As I’ve said, the hashtag is primarily a digital tool. However, that doesn’t mean you can’t use it in print. Using a hashtag is one of the simplest ways to integrate your print campaign into your social media marketing. For example, you can put your hashtag into relevant print advertising such as flyers, postcards, and direct mail and encourage your target market to reach out to you through it. Taking it further, you can also use specific hashtags for each channel you are tapping to check which is effective and which needs a rework.
A great example of the use of a hashtag in an integrated marketing campaign is Always’ #LikeAGirl campaign. The idea was to tap the next generation of their target consumers—preteen girls. They wanted to present their brand as supportive and empowering as they transition into young womanhood.
A wall decal installation for Always #LikeAGirl campaign in New York City.
What did they use to reinforce their message? Yep. It’s the hashtag #LikeAGirl.

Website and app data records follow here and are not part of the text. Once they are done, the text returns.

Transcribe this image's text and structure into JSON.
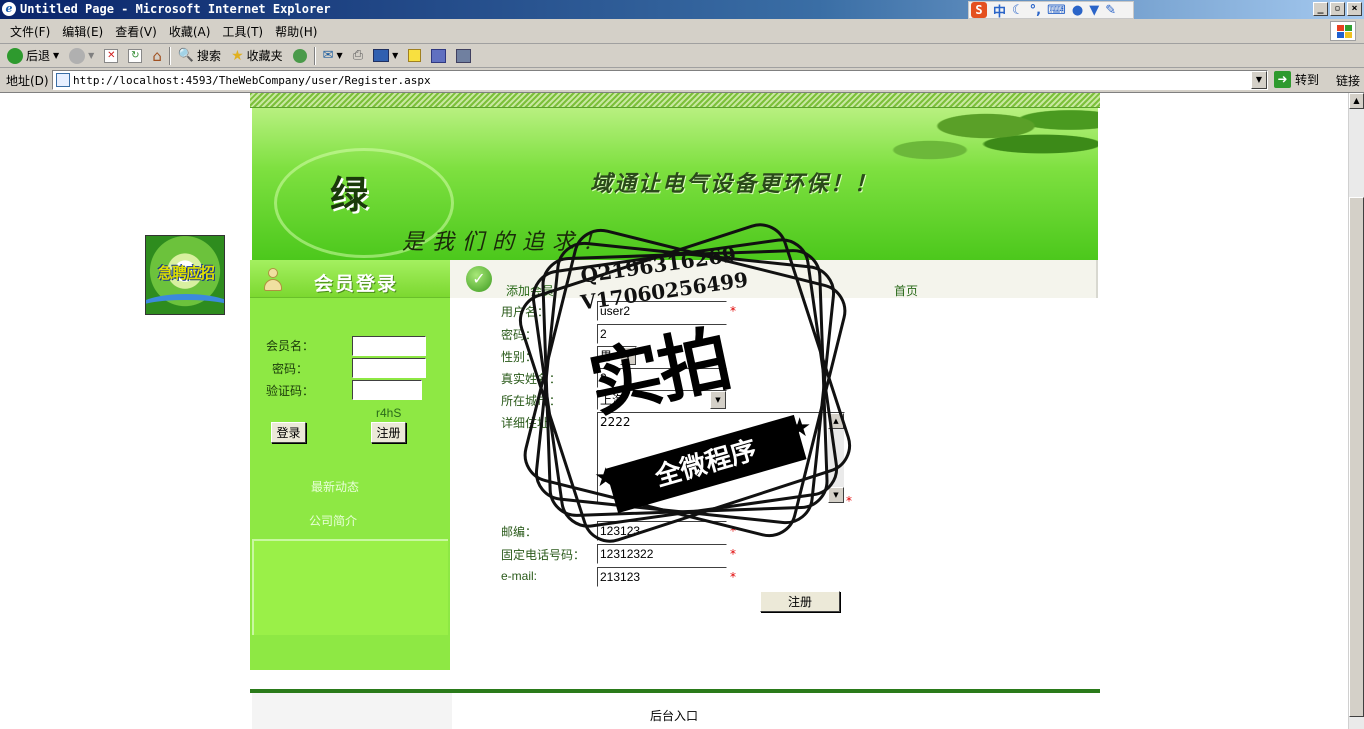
{
  "browser": {
    "title": "Untitled Page - Microsoft Internet Explorer",
    "ime_label": "中",
    "menu": [
      "文件(F)",
      "编辑(E)",
      "查看(V)",
      "收藏(A)",
      "工具(T)",
      "帮助(H)"
    ],
    "toolbar": {
      "back": "后退",
      "search": "搜索",
      "favorites": "收藏夹"
    },
    "address_label": "地址(D)",
    "url": "http://localhost:4593/TheWebCompany/user/Register.aspx",
    "go_label": "转到",
    "links_label": "链接"
  },
  "ad": {
    "text": "急聘应招"
  },
  "banner": {
    "logo_char": "绿",
    "slogan1": "域通让电气设备更环保！！",
    "slogan2": "是我们的追求！"
  },
  "login": {
    "title": "会员登录",
    "member_label": "会员名：",
    "password_label": "密码：",
    "captcha_label": "验证码：",
    "captcha_value": "r4hS",
    "login_button": "登录",
    "register_button": "注册"
  },
  "sidebar": {
    "news": "最新动态",
    "about": "公司简介"
  },
  "nav": {
    "add_member": "添加会员",
    "home": "首页"
  },
  "form": {
    "username_label": "用户名：",
    "username_value": "user2",
    "password_label": "密码：",
    "password_value": "2",
    "gender_label": "性别：",
    "gender_value": "男",
    "realname_label": "真实姓名：",
    "realname_value": "2",
    "city_label": "所在城市：",
    "city_value": "上海",
    "address_label": "详细住址：",
    "address_value": "2222",
    "zip_label": "邮编：",
    "zip_value": "123123",
    "phone_label": "固定电话号码：",
    "phone_value": "12312322",
    "email_label": "e-mail:",
    "email_value": "213123",
    "required_mark": "*",
    "submit_label": "注册"
  },
  "footer": {
    "admin_link": "后台入口"
  },
  "watermark": {
    "qq": "Q2196316269",
    "wx": "V17060256499",
    "big": "实拍",
    "ribbon": "全微程序"
  }
}
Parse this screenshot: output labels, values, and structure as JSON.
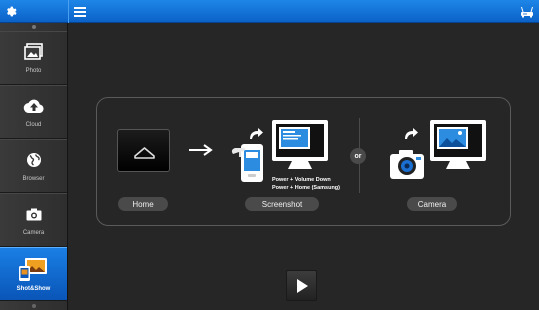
{
  "icons": {
    "settings": "gear-icon",
    "menu": "hamburger-menu-icon",
    "connection": "wifi-router-icon"
  },
  "sidebar": {
    "items": [
      {
        "label": "Photo",
        "icon": "photo-icon",
        "active": false
      },
      {
        "label": "Cloud",
        "icon": "cloud-upload-icon",
        "active": false
      },
      {
        "label": "Browser",
        "icon": "globe-icon",
        "active": false
      },
      {
        "label": "Camera",
        "icon": "camera-icon",
        "active": false
      },
      {
        "label": "Shot&Show",
        "icon": "shot-and-show-icon",
        "active": true
      }
    ]
  },
  "main": {
    "home_label": "Home",
    "screenshot_label": "Screenshot",
    "camera_label": "Camera",
    "or_label": "or",
    "hint_line1": "Power + Volume Down",
    "hint_line2": "Power + Home (Samsung)"
  },
  "colors": {
    "accent": "#0b62c8",
    "background": "#262626",
    "pill": "#4a4a4a"
  }
}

Judy John, CEO of Alway’s ad agency Leo Burnett even went so far to say “The hashtag was essential in rallying people to change the meaning of ‘like a girl’ by showing the world that it can mean amazing things.” The hashtag was not merely included in their print and digital copy, their message was actually built around it. It was one of the most successful campaigns in 2014.
Engagement and the ubiquitous Call-to-Action
True integration of your print and digital marketing efforts should yield to a cyclical process. One should lead into the other and vice-versa. Thus, consistency in both of your print and digital marketing strategies will amount to nothing if it does not engage your audience. This is where call-to-action comes into play.
Your online content should help promote your offline events.
You’ve told them about your story and your message. What do you want your readers to do now? A compelling call-to-action should do the job. However, leading them to your website does not accomplish much. You want them to want to learn more and eventually become a customer. You can do this by offering more for their benefit, like a landing page made specifically for your offline campaign where they could find exclusive deals or your blog that contains articles that are relevant to their interests. There’s your offline marketing leading to online content.
As a reverse, you can use online to promote your offline events. Are you participating in a trade show? Is a new product hitting the shelf? Or maybe you are expanding to a new location and have sent lucky locals some direct mail deals? Social media and blog posts can build anticipation to your offline strategies. Thus, your choice of call-to-action can prove crucial to getting clicks and spreading the word, further ensuring your offline marketing efforts.
What tactics will you be using for your integrated marketing plan? Tell us in the comments below.